While in Africa, she had studied the use of herbs and spices in curing diseases and healing wounds and had added to her knowledge the Obeah practices started by the Africans in Jamaica that was regarded as witchcraft and black magic by the British and foreign traders. Akua converted her house into a hostel and hospital to treat and heal her fellow black people who were denied medical attention due to the colour of their skin.
Soon, her hospital and short stay hotel became the most visited in Jamaica and other parts of the Caribbean. Akua treated people from all walks of life and race. She is remembered for having hosted and treated King Henry IV when he was still a prince. She also treated sailors who went to sea and returned with strange sicknesses and was famous for her remedies for yellow fever, malaria and scurvy.

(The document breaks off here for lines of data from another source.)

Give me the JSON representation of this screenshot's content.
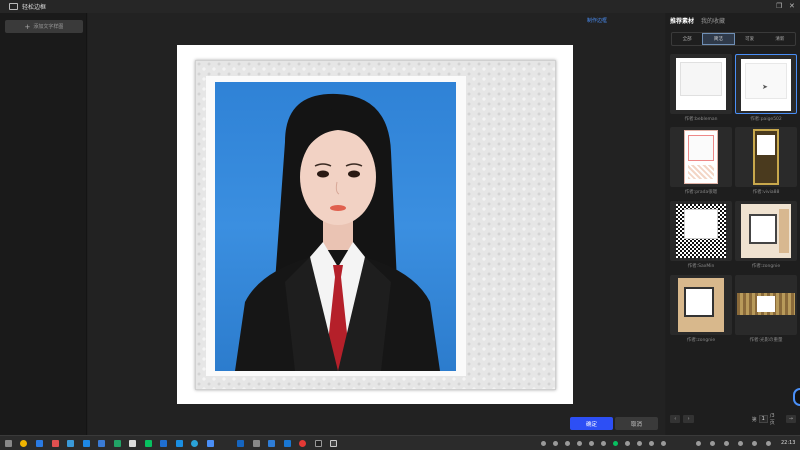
{
  "window": {
    "title": "轻松边框",
    "restore_icon": "restore-icon",
    "close_icon": "close-icon"
  },
  "left_panel": {
    "add_text_label": "添加文字样图"
  },
  "canvas": {
    "edit_border_label": "制作边框",
    "confirm_label": "确定",
    "cancel_label": "取消"
  },
  "right_panel": {
    "tabs": [
      {
        "label": "推荐素材",
        "active": true
      },
      {
        "label": "我的收藏",
        "active": false
      }
    ],
    "filters": [
      {
        "label": "全部",
        "active": false
      },
      {
        "label": "简洁",
        "active": true
      },
      {
        "label": "可爱",
        "active": false
      },
      {
        "label": "清新",
        "active": false
      }
    ],
    "templates": [
      {
        "author": "作者:bebleman",
        "selected": false
      },
      {
        "author": "作者:paige502",
        "selected": true
      },
      {
        "author": "作者:prada很嗯",
        "selected": false
      },
      {
        "author": "作者:vivia88",
        "selected": false
      },
      {
        "author": "作者:SaxMin",
        "selected": false
      },
      {
        "author": "作者:zongnie",
        "selected": false
      },
      {
        "author": "作者:zongnie",
        "selected": false
      },
      {
        "author": "作者:光影の重量",
        "selected": false
      }
    ],
    "pager": {
      "prev": "‹",
      "next": "›",
      "page_prefix": "第",
      "page": "1",
      "total_suffix": "/3 页",
      "go": "→"
    }
  },
  "taskbar": {
    "clock": "22:13"
  },
  "colors": {
    "accent": "#2d4ff5",
    "link": "#4a8ff7",
    "photo_bg": "#3b8fe0",
    "tie": "#b5202a"
  }
}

After a while, she became one of the few black women who commanded respect and high social ranking. Akua was strongly against slavery and racism and spoke about it regularly. It is believed that she is closely linked to slave rebellions, especially the Tacky Rebellion that lasted from May 1760 to July 1760.
By 1759, Akua was recognised and crowned the Queen of Kingston, as elected by slaves in Kingston. During meetings to discuss ways of ending slavery and ill-treatment of the black society, Akua’s royalty was recognised as she was given a high seat, sitting in state with a robe and a crown that distinguished her amongst the others.
Port Royal, Jamaica in the 17th century
During the Tacky Rebellion, she was given the role of the Queen of the Ashanti. The British were highly suspicious of Queen Akua’s involvement in the rebellion and were worried about the power she possessed because of her supposed Obeah black magic practises. She was accused of taking the role of resistance force and was almost killed by the British.
Rather than be killed, the British ordered that she be transported from the island in order to bring her power to an end. The plan was to sell her off to slavery again, but Queen Akua was successful in bribing the captain of the ship and was left on the western shores of Jamaica where another group of Fantis were.
While in the western shores, she joined the Fanti community and later joined the leeward rebels. Unfortunately for Queen Akua, she was recognised, recaptured and was executed by the British to serve as a warning to slaves who were given a second chance.
Even though it is hard to give exact dates and years for specific events that took place in Queen Akua’s life, it is safe to say that she found herself in Jamaica in the 1750s and was crowned Queen of Kingston at around 1760 just before the Tacky wars.
The interesting life of Queen Akua is one worth tracing for proper documentation and celebration.